# Having trouble designing a JFET input stage in a Multistage Transistor Amp

I've been given the task to design a multistage transistor amp.
Specs given are:

• Overall voltage gain: 80 (min) to 100 (max)
• Input resistance no less than 1Mohm
• Voltage supplies: +-10V
• Achieve max output voltage swing when Load Resistance is 2kohm
• Capacitive coupling with low freq cut off of no lower than 30Hz but no greater than 60Hz
• Amp must also include negative feedback from final stage to an earlier stage (preference: voltage-voltage/voltage-series)

[PS. I am aware I don't need the emitter cap in stage 2 of the design above; I believe I must split the emitter resistor into two separate resistors for the negative feedback I'm hoping to implement.]

I'm trying to design the first stage using JFET, but haven't been able to design it very well.
From the data sheet, I see the typical values for IDSS and VGSoff are 10mA and -8V (Although in the lab, actual VGSoff seemed to be = -4V).

Keeping this in mind, I calculated values of resistors:
Assuming RD = 4.5k and RL=10k, I calculated RS = 350ohm. This didnt seem to work in simulation in PSpice or when I built it in the lab.
Is there a way to calculate RD/RL instead of assuming values?

However, I have a question regarding biasing in my case. I went with R1=R2=2Meg (for low freq response). Still didn't work.
Which, from Self-Bias and Voltage divider at gate, seems like the best way to go in my design?

Even if I get values, I could calculate backwards and see how the theory works out.

Help much appreciated!
Thanks

• When you have the chance to use PSpice why didn`t you play a bit with the values - in particular with the input bias - to find a suitable working point? What is the desired gate-source voltage?
– LvW
Commented Mar 27, 2016 at 15:31
• I think you should try a different approach. Consider that feedback reduces gain. So you probably want a circuit that has very high open loop gain (theoretical gain without feedback) and then you can adjust the feedback network to yield the closed loop gain (the actual gain). For example, if you use a current source with a compound JFET BJT input, you should be able to get a gain of a 1,000,000 or so. Then the feedback will also reduce the output impedance as desired. I think you could do it with 3 transistors and no coupling caps or "stages". Commented Apr 1, 2016 at 8:42

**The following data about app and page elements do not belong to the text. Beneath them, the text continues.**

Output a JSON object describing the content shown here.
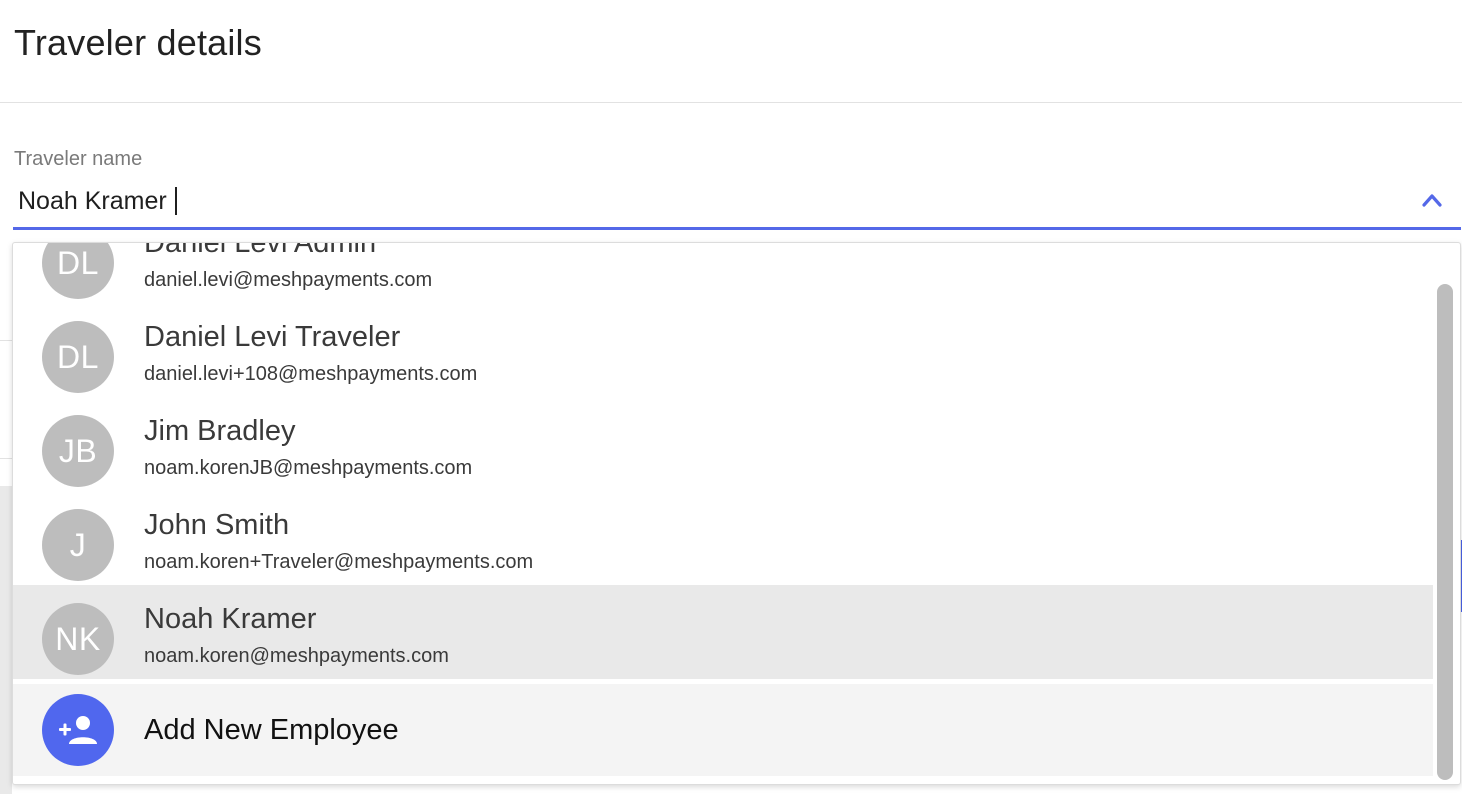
{
  "page": {
    "title": "Traveler details"
  },
  "traveler_field": {
    "label": "Traveler name",
    "value": "Noah Kramer",
    "toggle_icon": "chevron-up-icon"
  },
  "dropdown": {
    "options": [
      {
        "initials": "DL",
        "name": "Daniel Levi Admin",
        "email": "daniel.levi@meshpayments.com"
      },
      {
        "initials": "DL",
        "name": "Daniel Levi Traveler",
        "email": "daniel.levi+108@meshpayments.com"
      },
      {
        "initials": "JB",
        "name": "Jim Bradley",
        "email": "noam.korenJB@meshpayments.com"
      },
      {
        "initials": "J",
        "name": "John Smith",
        "email": "noam.koren+Traveler@meshpayments.com"
      },
      {
        "initials": "NK",
        "name": "Noah Kramer",
        "email": "noam.koren@meshpayments.com"
      }
    ],
    "highlighted_index": 4,
    "add_new": {
      "label": "Add New Employee",
      "icon": "add-person-icon"
    }
  },
  "colors": {
    "accent": "#5468e8",
    "avatar_gray": "#bdbdbd",
    "add_avatar_blue": "#5067ee",
    "highlight": "#e9e9e9"
  }
}
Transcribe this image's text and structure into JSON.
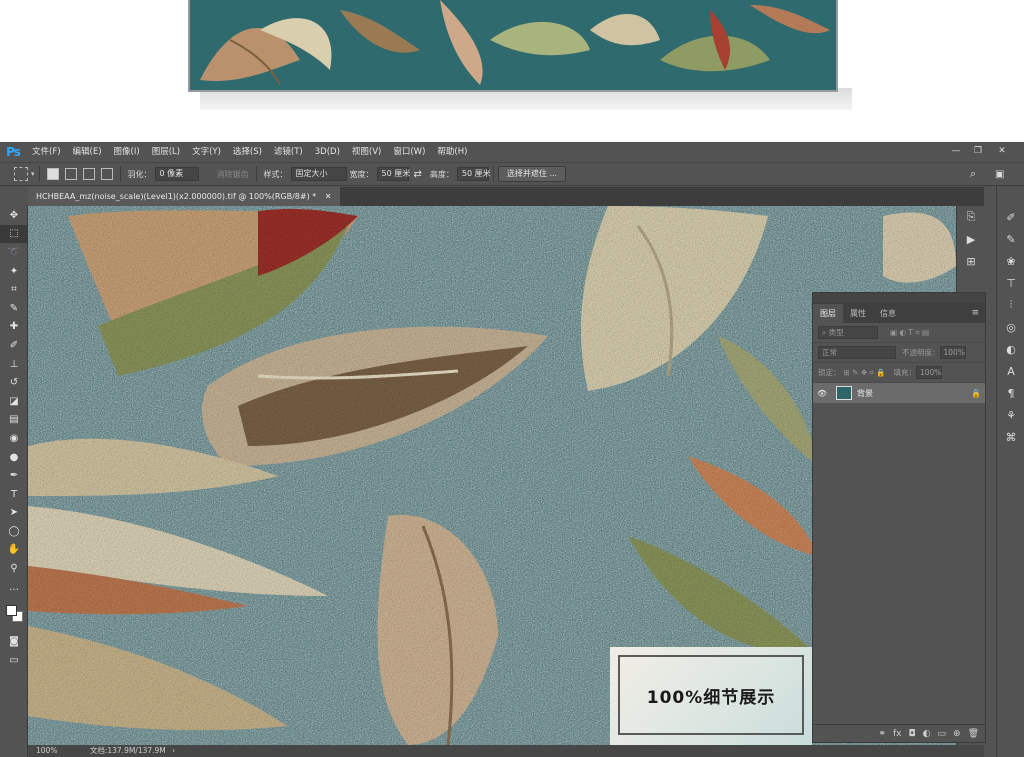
{
  "app": {
    "logo": "Ps"
  },
  "menu": [
    "文件(F)",
    "编辑(E)",
    "图像(I)",
    "图层(L)",
    "文字(Y)",
    "选择(S)",
    "滤镜(T)",
    "3D(D)",
    "视图(V)",
    "窗口(W)",
    "帮助(H)"
  ],
  "options": {
    "feather_label": "羽化：",
    "feather_value": "0 像素",
    "antialias_label": "消除锯齿",
    "style_label": "样式：",
    "style_value": "固定大小",
    "width_label": "宽度：",
    "width_value": "50 厘米",
    "height_label": "高度：",
    "height_value": "50 厘米",
    "select_mask_button": "选择并遮住 ..."
  },
  "document": {
    "tab_title": "HCHBEAA_mz(noise_scale)(Level1)(x2.000000).tif @ 100%(RGB/8#) *",
    "zoom": "100%",
    "doc_info": "文档:137.9M/137.9M"
  },
  "layers_panel": {
    "tabs": [
      "图层",
      "属性",
      "信息"
    ],
    "search_placeholder": "类型",
    "blend_mode": "正常",
    "opacity_label": "不透明度：",
    "opacity_value": "100%",
    "lock_label": "锁定：",
    "fill_label": "填充：",
    "fill_value": "100%",
    "layer_name": "背景"
  },
  "badge": {
    "text": "100%细节展示"
  },
  "colors": {
    "ps_blue": "#31a8ff",
    "canvas_teal": "#2d6468",
    "panel": "#535353"
  }
}
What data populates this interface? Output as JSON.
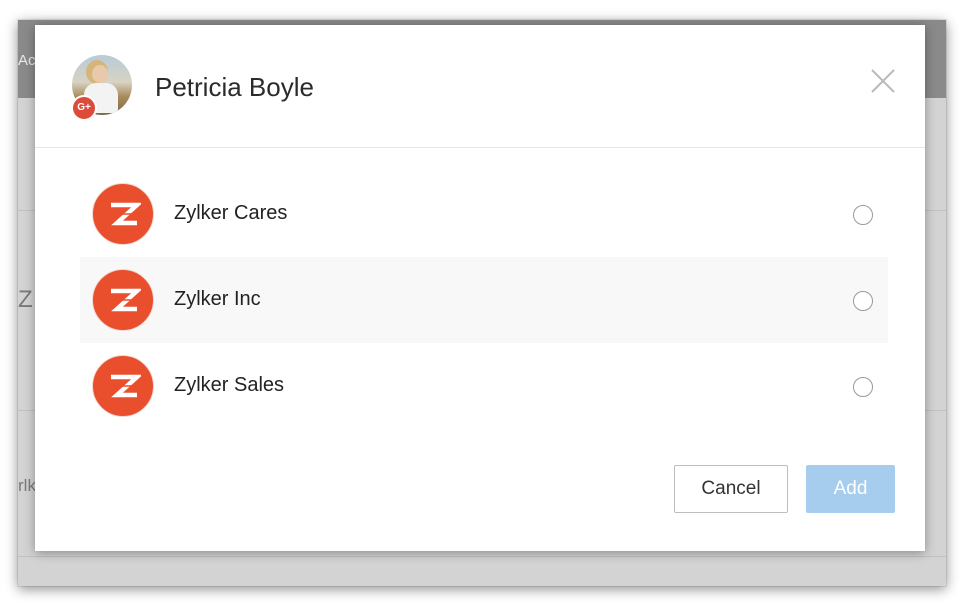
{
  "background": {
    "header_fragment": "Ac",
    "fragment_1": "Z",
    "fragment_2": "rlk"
  },
  "modal": {
    "profile": {
      "name": "Petricia Boyle",
      "badge_icon": "google-plus-icon",
      "badge_text": "G+"
    },
    "close_icon": "close-icon",
    "accounts": [
      {
        "name": "Zylker Cares",
        "logo_icon": "zylker-logo-icon",
        "selected": false
      },
      {
        "name": "Zylker Inc",
        "logo_icon": "zylker-logo-icon",
        "selected": false
      },
      {
        "name": "Zylker Sales",
        "logo_icon": "zylker-logo-icon",
        "selected": false
      }
    ],
    "buttons": {
      "cancel_label": "Cancel",
      "add_label": "Add"
    }
  },
  "colors": {
    "brand_orange": "#e94f2d",
    "add_button": "#a6cdee",
    "google_red": "#dd4b39"
  }
}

Let Re in both stages be split to 2 resistors, with the lower in parallel with bypass cap, your lower frequency limit is calculated by the bypass cap $value = \frac{1}{ 2*pi*R*C}$ where R is the resistance in parallel, for high frequency limit you should connect a cap between collector and ground or Vcc and calculate the value the same but with the resistor being the collector resistor.